Minneapolis is to get what’s being billed as the world’s fastest broadband connection, a whopping 10 gigabits per second.
The service is available to around 30,000 homes and businesses in the city and is provided by US Internet. It already provides a gigabit service but has now flipped the switch to increase that ten-fold.
Although available to consumers, it’s probably mainly going to be taken up by businesses as it costs $399 a month. That’s great value on a per-megabit basis (the existing gigabit service is $65), but only if you plan to use it all.
The service offers the same speeds for uploads and downloads, so it seems the most likely target would be a business that deals with transferring very large files, has a lot of Internet users, or a combination of the two. At the moment only a “couple [of] thousand” people subscribe to the gigabit service, so the new package is likely to be a niche product for now.
Although this appears to be the fastest service offered commercially, a test project earlier this year did manage to achieve sustained transfers of 1.4 terabytes per second over a 255 mile cable. That involved some major tweaking to reduce the virtual space between the various transmission channels used over cables.

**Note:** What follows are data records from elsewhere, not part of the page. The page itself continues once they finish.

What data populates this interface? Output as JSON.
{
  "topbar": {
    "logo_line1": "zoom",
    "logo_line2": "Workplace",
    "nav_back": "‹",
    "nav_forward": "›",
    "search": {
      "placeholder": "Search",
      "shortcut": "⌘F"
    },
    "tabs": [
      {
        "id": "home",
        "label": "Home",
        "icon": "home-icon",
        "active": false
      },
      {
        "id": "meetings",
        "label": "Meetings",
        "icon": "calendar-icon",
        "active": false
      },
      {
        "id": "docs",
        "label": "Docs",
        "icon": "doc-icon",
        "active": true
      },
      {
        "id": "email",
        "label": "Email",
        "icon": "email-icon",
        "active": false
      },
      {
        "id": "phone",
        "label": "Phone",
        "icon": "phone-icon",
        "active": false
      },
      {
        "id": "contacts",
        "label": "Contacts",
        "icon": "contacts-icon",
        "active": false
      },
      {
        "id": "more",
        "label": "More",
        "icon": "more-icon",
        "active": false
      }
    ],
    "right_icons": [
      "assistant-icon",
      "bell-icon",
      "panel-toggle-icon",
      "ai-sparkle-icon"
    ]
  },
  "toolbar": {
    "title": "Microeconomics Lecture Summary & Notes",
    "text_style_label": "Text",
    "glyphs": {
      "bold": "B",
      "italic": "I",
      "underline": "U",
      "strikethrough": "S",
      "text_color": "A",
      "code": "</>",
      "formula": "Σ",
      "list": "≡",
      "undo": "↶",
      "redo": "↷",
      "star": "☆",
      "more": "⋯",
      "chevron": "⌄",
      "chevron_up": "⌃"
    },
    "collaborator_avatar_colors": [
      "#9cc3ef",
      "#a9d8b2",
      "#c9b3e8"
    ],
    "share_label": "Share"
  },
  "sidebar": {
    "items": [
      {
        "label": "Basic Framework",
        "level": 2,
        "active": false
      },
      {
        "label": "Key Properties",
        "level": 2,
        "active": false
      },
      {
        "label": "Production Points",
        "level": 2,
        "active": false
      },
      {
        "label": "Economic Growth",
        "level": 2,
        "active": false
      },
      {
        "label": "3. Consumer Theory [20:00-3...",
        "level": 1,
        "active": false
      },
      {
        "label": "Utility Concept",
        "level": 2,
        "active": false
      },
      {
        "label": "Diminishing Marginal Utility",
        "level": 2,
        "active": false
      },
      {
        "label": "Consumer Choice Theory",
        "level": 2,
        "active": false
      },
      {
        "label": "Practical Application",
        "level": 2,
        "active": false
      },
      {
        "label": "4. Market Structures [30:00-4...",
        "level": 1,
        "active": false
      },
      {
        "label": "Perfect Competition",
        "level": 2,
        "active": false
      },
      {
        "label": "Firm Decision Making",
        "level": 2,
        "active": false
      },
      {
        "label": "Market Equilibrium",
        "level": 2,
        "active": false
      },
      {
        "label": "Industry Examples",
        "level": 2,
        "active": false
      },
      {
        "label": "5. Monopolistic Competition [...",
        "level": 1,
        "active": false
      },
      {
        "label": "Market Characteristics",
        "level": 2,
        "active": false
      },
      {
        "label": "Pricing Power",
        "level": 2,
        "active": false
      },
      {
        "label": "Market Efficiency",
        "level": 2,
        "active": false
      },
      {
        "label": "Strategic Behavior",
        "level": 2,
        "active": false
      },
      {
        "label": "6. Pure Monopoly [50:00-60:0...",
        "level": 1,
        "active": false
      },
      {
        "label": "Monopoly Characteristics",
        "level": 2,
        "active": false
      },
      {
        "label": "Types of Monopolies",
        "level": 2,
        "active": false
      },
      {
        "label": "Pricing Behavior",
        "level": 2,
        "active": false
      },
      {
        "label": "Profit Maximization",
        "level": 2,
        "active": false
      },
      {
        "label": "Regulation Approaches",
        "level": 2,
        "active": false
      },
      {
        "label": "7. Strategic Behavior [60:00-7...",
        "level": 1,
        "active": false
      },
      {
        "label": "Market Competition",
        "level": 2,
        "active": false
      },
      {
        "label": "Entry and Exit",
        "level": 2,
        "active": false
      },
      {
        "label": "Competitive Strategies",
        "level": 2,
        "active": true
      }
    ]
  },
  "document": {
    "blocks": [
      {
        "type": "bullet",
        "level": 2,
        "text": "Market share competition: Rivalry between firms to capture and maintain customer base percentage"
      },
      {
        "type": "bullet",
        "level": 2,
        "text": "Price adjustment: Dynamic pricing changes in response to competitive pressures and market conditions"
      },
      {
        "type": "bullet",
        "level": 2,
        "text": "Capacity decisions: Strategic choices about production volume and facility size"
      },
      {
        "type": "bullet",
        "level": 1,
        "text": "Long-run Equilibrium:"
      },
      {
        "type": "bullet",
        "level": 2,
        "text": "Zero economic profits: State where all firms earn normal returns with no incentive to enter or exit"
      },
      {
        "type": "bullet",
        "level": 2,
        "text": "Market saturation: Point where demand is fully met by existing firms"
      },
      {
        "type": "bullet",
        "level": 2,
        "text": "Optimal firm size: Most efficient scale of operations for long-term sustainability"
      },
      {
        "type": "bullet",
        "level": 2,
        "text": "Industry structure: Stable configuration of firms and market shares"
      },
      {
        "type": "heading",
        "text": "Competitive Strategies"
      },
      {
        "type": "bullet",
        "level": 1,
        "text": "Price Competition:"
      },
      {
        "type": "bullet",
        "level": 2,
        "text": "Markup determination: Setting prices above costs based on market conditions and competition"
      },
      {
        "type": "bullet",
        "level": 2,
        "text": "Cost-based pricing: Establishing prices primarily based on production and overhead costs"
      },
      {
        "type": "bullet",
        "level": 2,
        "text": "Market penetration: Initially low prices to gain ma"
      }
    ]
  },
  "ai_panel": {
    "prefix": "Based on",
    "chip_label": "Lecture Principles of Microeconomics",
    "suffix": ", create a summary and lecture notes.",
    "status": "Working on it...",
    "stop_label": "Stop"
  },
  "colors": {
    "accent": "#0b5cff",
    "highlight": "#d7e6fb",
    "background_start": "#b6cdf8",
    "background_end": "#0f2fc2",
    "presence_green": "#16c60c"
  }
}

That’s not to say the new US Internet service is too shoddy however. 10 gigabits per second is fast enough that in theory at least you could download the content of a single-layer Blu-ray disc in 20 seconds.
[Image credit: Bobak Ha’Eri via Creative Commons licence]